The Arizona Board of Regents filed a notice last week that it will appeal a February 26, 2018 Arizona trial court ruling in the University of Arizona’s ongoing fight against overly intrusive open records requests it received from the Energy & Environmental Legal Institute, a coal-funded group that disputes the scientific reality of climate change.
On September 14, the Arizona Court of Appeals ruled that the trial court had erred in ignoring an Arizona statutory protection for university records. In this case, the Energy & Environment Legal Institute attempted to use open records laws to obtain a 13-year span of emails from two University of Arizona climate scientists, Malcolm Hughes and Jonathan Overpeck.
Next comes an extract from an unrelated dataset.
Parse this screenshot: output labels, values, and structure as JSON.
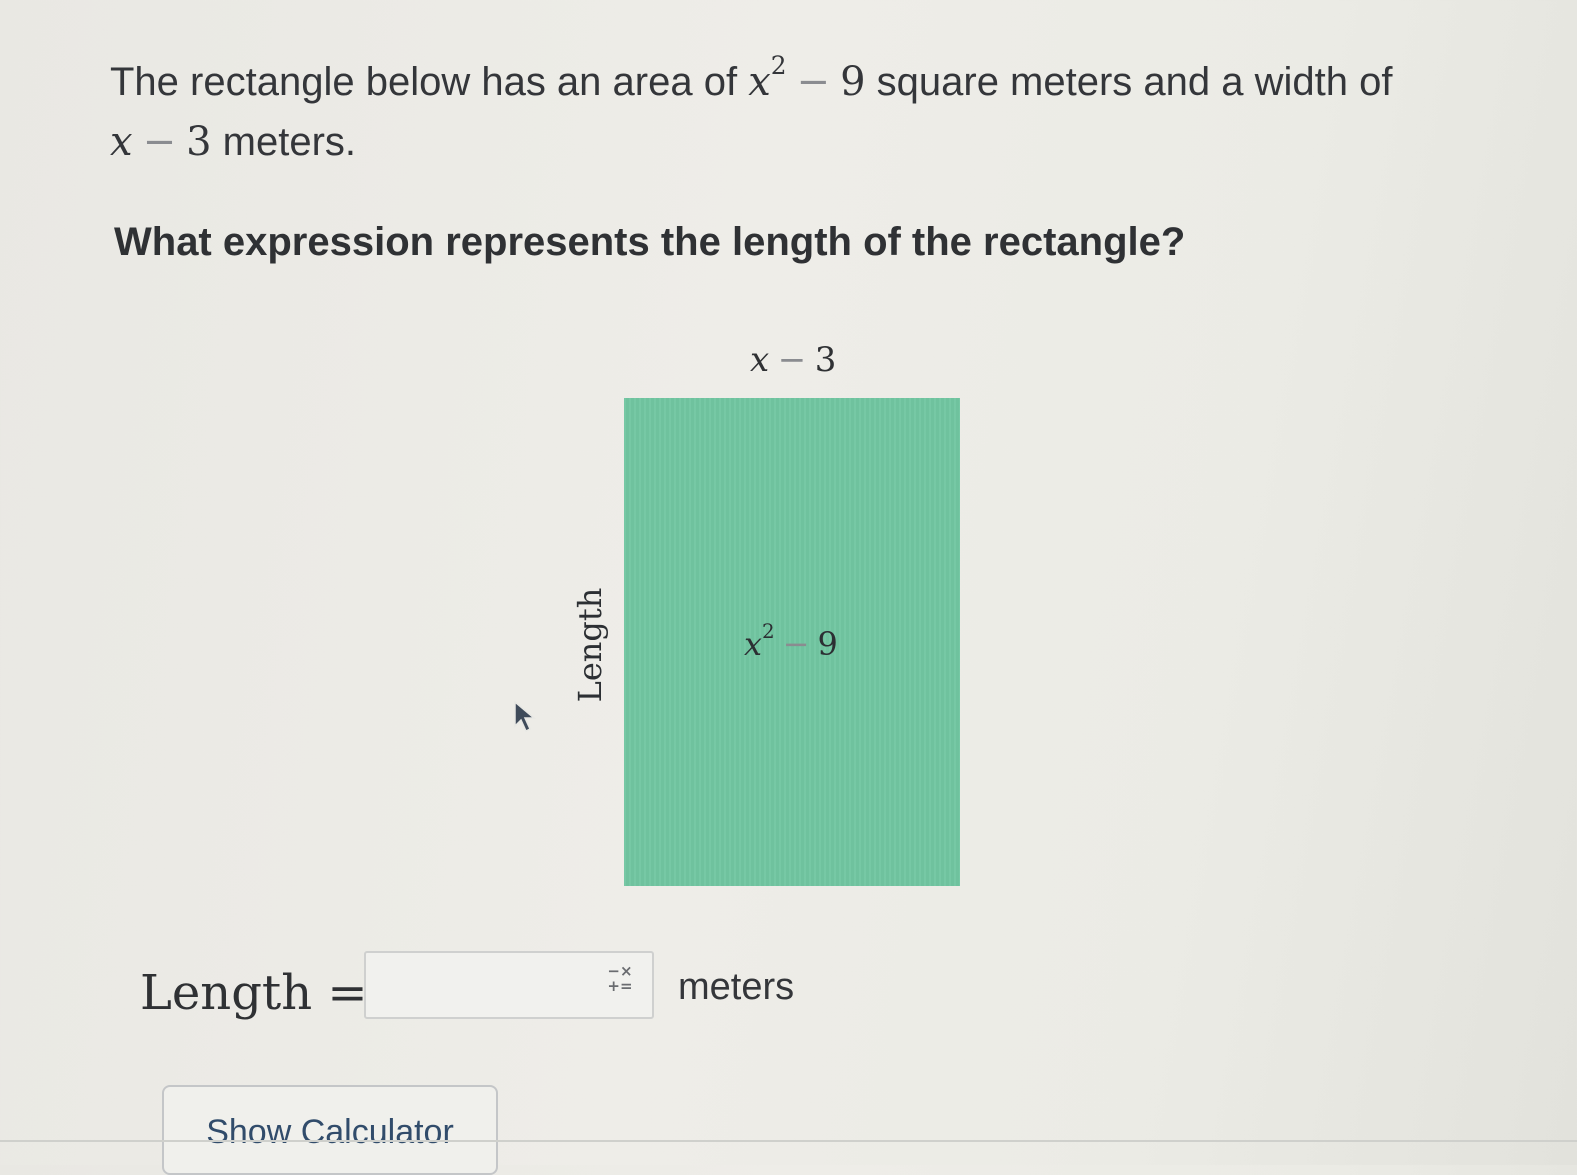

In January 2017, CSLDF filed a brief asking the federal District Court for the District of Columbia to protect National Oceanic and Atmospheric Administration (NOAA) climate scientists. On August 21, the D.C. court upheld NOAA’s decision not to release its climate scientists’ research documents to the conservative group Judicial Watch.
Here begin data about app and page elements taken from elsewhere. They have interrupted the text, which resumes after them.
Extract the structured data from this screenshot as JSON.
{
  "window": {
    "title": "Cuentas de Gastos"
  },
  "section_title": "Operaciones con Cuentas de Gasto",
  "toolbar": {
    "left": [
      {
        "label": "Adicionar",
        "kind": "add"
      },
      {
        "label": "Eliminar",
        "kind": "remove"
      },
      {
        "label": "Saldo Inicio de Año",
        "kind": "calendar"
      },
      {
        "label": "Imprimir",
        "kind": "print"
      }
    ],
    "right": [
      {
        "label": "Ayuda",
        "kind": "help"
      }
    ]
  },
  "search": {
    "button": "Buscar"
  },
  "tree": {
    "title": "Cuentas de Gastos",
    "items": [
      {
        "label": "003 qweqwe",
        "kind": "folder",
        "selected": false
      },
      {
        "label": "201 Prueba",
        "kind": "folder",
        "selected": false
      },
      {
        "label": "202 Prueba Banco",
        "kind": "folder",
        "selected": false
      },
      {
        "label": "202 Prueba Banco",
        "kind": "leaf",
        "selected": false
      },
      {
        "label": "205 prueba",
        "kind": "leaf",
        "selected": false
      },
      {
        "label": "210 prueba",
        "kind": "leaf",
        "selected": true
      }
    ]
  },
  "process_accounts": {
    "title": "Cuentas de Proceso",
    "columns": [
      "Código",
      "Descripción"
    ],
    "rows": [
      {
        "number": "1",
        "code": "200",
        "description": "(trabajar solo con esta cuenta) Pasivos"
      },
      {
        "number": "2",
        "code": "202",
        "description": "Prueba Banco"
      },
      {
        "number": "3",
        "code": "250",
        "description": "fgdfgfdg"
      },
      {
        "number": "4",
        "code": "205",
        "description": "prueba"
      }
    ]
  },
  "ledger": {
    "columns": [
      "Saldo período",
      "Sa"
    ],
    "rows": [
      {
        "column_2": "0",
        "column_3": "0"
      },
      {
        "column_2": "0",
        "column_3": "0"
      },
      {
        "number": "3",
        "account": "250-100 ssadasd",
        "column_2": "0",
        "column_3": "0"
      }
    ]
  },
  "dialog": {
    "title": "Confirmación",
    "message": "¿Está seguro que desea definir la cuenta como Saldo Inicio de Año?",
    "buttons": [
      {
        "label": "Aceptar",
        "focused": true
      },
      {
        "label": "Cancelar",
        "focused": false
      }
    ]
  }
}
On March 2, the California Supreme Court ruled that the emails and texts of public employees dealing with official business are to be considered a matter of public record even if they are sent from private devices or accounts. The case demonstrates the importance of not commingling personal and professional email accounts, understanding how open records laws may affect you, and knowing how to keep your private communications private.
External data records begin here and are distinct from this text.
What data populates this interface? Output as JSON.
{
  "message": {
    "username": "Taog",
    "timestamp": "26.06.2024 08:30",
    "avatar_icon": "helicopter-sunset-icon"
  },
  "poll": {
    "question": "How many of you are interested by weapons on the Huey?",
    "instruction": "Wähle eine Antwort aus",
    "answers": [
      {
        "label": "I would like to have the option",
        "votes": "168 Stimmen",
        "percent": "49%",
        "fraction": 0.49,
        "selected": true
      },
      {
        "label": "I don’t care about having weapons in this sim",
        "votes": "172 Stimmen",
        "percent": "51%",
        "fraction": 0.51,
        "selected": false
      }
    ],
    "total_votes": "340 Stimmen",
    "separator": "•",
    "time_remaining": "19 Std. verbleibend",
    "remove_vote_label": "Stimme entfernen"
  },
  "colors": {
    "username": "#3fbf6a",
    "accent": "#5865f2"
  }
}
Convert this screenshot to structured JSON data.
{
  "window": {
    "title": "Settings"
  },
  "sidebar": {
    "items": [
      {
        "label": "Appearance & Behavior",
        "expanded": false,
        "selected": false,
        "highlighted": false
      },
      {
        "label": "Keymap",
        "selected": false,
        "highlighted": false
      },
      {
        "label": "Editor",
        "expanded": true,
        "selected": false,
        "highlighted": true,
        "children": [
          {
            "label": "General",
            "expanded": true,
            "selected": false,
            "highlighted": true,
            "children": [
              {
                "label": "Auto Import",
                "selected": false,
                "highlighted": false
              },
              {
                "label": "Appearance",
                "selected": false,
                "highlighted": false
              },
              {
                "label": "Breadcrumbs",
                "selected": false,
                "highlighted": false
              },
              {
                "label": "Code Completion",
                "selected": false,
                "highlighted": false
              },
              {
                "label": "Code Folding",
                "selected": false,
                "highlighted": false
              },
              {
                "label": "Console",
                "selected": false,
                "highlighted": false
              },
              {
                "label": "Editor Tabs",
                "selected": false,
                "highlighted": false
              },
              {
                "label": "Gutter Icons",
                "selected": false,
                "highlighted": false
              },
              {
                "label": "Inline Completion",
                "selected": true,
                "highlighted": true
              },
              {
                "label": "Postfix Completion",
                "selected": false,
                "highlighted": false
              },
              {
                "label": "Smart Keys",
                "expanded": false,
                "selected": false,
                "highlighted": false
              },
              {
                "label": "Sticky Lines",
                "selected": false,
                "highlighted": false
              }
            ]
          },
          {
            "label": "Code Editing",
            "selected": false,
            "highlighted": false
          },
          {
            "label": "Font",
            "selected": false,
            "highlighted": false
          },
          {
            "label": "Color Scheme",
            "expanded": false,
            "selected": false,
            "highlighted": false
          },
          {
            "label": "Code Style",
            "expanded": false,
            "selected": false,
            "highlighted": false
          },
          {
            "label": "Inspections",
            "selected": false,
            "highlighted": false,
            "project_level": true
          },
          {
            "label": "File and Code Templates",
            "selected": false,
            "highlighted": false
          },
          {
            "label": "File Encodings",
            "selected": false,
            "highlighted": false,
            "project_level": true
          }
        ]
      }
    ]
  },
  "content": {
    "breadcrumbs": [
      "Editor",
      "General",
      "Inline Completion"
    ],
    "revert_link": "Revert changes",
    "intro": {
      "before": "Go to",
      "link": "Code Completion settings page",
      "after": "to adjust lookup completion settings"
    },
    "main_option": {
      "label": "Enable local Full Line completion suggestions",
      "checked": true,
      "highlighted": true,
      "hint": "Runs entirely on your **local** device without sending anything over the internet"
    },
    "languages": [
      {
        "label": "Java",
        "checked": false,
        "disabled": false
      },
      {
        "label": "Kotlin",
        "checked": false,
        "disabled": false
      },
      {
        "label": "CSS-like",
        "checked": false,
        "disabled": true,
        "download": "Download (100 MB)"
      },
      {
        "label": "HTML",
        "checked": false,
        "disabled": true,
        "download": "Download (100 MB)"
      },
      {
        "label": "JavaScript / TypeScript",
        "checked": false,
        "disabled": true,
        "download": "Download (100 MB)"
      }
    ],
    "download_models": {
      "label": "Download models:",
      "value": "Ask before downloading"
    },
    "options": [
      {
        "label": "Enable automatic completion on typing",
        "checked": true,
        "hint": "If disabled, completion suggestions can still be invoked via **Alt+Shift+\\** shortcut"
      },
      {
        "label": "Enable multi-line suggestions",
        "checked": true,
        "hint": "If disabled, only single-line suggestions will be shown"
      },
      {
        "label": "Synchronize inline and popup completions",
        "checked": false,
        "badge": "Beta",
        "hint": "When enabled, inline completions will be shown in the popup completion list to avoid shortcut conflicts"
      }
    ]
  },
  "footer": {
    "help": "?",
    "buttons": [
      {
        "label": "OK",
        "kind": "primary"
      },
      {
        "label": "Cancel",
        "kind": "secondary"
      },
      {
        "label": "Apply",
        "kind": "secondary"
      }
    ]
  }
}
Statement by Michael Halpern, Union Of Concerned Scientists Today, the Virginia Supreme Court rejected Virginia Attorney General Ken Cuccinelli’s Civil Investigative Demands (CID) — essentially subpoenas […]